### [Work required]
In the entries that follow, find every line containing "desc" and copy it.

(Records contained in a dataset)
-----

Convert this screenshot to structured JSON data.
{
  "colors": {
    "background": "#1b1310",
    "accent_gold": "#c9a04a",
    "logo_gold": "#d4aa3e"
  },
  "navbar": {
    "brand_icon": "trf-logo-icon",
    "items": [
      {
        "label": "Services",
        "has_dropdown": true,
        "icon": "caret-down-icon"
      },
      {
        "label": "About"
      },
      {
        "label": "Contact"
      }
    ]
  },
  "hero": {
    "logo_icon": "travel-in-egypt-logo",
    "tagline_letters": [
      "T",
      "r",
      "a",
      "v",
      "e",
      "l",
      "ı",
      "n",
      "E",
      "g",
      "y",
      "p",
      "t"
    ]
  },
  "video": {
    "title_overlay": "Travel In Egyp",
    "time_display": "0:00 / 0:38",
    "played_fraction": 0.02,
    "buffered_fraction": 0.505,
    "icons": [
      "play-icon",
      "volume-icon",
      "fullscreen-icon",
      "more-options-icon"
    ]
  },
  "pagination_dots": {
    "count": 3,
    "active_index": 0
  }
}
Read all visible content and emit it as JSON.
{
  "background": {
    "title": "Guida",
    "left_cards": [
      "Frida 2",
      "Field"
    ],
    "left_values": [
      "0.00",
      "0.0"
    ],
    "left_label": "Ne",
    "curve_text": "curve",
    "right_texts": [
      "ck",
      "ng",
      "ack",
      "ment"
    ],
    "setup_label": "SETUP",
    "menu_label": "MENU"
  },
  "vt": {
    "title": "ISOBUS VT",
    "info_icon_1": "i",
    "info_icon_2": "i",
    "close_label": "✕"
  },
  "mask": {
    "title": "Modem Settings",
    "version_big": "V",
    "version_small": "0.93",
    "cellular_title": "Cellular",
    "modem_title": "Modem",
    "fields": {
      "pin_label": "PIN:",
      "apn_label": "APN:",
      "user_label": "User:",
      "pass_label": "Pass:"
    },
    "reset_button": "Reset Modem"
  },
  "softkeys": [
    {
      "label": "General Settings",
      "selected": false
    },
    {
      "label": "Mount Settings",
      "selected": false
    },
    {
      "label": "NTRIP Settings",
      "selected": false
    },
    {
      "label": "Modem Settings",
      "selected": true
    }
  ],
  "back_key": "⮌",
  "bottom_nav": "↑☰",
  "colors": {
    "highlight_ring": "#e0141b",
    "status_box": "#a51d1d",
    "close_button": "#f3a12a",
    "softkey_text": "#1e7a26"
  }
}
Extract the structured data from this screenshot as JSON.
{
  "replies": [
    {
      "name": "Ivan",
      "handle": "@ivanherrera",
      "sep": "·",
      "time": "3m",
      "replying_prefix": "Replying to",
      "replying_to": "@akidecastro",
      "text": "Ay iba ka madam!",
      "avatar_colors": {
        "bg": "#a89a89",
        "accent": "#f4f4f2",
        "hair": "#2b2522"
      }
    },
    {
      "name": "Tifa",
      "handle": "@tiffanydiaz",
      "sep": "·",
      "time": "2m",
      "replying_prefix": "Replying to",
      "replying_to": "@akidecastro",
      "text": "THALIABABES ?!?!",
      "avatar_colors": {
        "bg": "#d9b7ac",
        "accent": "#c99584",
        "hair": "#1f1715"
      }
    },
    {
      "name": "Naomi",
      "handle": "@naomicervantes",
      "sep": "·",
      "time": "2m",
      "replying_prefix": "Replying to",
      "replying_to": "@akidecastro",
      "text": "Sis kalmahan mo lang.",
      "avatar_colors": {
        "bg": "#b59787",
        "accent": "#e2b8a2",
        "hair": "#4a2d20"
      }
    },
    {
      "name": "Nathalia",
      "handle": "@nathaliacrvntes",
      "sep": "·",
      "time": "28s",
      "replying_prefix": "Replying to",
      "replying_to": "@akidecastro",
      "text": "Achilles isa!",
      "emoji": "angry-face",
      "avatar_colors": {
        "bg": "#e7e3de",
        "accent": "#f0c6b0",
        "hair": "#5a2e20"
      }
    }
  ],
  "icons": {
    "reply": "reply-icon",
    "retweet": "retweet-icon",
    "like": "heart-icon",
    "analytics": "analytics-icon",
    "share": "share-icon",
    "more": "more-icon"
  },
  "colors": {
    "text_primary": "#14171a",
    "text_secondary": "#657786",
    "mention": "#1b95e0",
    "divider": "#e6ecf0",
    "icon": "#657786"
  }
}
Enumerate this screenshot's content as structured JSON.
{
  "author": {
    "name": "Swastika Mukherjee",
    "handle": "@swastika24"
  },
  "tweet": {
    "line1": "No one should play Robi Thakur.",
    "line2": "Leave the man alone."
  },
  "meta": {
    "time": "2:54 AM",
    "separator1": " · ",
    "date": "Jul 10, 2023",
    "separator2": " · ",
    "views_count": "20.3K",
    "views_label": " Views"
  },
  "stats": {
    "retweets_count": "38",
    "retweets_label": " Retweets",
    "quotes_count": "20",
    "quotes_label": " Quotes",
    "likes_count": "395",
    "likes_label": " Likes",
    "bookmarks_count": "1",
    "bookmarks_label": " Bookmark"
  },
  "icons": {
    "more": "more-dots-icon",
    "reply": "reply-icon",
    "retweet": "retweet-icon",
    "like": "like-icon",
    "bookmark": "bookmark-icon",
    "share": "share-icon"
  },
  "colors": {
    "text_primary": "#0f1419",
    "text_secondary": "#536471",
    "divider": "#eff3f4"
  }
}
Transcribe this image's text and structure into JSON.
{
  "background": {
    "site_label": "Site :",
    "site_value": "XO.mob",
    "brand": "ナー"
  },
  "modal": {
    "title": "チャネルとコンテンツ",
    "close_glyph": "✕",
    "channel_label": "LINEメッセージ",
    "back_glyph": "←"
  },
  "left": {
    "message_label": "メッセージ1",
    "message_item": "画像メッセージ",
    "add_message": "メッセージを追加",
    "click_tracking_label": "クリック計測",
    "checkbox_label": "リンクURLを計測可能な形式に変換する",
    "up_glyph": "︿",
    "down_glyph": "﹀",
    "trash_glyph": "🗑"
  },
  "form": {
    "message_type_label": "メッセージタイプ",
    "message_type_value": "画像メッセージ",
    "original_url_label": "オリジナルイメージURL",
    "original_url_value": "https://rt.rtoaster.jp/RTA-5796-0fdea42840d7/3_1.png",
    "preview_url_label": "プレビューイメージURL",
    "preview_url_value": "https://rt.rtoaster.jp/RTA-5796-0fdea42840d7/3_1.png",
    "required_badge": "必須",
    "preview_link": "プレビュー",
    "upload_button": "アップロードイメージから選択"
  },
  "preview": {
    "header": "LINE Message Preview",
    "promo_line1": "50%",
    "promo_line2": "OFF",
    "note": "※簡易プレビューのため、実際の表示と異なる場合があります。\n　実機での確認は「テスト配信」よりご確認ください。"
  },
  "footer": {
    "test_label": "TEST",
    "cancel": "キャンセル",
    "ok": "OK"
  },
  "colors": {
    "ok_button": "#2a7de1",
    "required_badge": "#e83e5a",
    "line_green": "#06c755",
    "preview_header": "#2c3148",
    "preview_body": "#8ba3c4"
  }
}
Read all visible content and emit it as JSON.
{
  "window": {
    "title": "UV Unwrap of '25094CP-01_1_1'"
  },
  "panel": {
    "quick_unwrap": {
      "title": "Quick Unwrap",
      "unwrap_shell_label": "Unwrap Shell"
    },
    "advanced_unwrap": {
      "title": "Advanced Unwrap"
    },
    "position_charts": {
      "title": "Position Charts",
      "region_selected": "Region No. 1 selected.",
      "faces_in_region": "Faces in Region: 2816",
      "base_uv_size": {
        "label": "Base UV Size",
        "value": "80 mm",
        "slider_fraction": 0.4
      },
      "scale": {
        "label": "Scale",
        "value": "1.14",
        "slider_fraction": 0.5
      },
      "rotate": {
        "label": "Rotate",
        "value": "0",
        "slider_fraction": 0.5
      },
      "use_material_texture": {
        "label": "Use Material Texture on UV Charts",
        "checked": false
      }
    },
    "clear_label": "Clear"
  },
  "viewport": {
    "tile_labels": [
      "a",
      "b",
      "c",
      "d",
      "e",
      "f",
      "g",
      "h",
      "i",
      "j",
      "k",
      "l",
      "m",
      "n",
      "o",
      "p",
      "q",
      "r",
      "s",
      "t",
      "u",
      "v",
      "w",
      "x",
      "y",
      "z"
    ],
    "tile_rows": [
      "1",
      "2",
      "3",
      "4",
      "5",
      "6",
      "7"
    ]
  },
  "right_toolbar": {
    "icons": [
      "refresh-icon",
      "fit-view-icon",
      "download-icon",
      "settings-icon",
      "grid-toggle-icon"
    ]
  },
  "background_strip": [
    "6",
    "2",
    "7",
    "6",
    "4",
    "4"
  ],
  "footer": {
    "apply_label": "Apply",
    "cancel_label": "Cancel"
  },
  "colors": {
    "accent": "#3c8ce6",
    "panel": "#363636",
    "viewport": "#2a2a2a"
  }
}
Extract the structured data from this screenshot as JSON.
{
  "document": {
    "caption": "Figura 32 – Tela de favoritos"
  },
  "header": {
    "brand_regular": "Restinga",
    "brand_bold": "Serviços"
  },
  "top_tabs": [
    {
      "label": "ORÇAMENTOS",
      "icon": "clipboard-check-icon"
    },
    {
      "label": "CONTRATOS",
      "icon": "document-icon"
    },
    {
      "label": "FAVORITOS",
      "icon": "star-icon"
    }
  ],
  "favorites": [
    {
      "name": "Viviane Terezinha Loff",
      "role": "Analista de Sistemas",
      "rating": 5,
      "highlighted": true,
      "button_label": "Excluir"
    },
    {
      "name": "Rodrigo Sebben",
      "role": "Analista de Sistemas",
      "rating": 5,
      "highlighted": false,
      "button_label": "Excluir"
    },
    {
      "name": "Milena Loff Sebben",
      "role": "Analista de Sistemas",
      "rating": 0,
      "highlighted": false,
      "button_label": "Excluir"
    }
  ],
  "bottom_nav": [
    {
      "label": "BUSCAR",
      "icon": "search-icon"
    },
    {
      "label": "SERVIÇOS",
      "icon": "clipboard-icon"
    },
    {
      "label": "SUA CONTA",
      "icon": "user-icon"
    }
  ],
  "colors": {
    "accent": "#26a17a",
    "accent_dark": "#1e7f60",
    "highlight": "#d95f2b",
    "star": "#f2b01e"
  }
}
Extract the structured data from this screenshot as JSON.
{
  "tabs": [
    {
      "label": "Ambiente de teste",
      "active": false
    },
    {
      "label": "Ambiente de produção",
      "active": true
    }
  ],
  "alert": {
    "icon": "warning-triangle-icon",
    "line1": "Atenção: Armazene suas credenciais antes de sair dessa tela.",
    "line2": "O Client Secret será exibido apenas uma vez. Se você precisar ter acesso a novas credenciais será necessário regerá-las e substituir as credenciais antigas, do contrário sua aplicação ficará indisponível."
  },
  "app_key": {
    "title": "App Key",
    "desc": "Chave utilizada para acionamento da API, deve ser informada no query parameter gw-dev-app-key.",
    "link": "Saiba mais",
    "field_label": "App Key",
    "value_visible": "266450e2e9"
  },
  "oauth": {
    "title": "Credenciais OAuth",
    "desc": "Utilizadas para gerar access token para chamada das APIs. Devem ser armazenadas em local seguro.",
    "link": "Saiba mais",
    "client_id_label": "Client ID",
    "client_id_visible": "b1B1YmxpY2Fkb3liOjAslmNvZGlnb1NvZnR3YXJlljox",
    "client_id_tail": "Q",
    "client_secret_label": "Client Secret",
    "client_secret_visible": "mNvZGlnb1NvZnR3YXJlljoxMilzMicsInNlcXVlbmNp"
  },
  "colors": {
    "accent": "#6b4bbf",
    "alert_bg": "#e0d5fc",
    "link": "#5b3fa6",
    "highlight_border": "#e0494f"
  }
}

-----

### [Reply to the task]
    "desc": "Chave utilizada para acionamento da API, deve ser informada no query parameter gw-dev-app-key.",
    "desc": "Utilizadas para gerar access token para chamada das APIs. Devem ser armazenadas em local seguro.",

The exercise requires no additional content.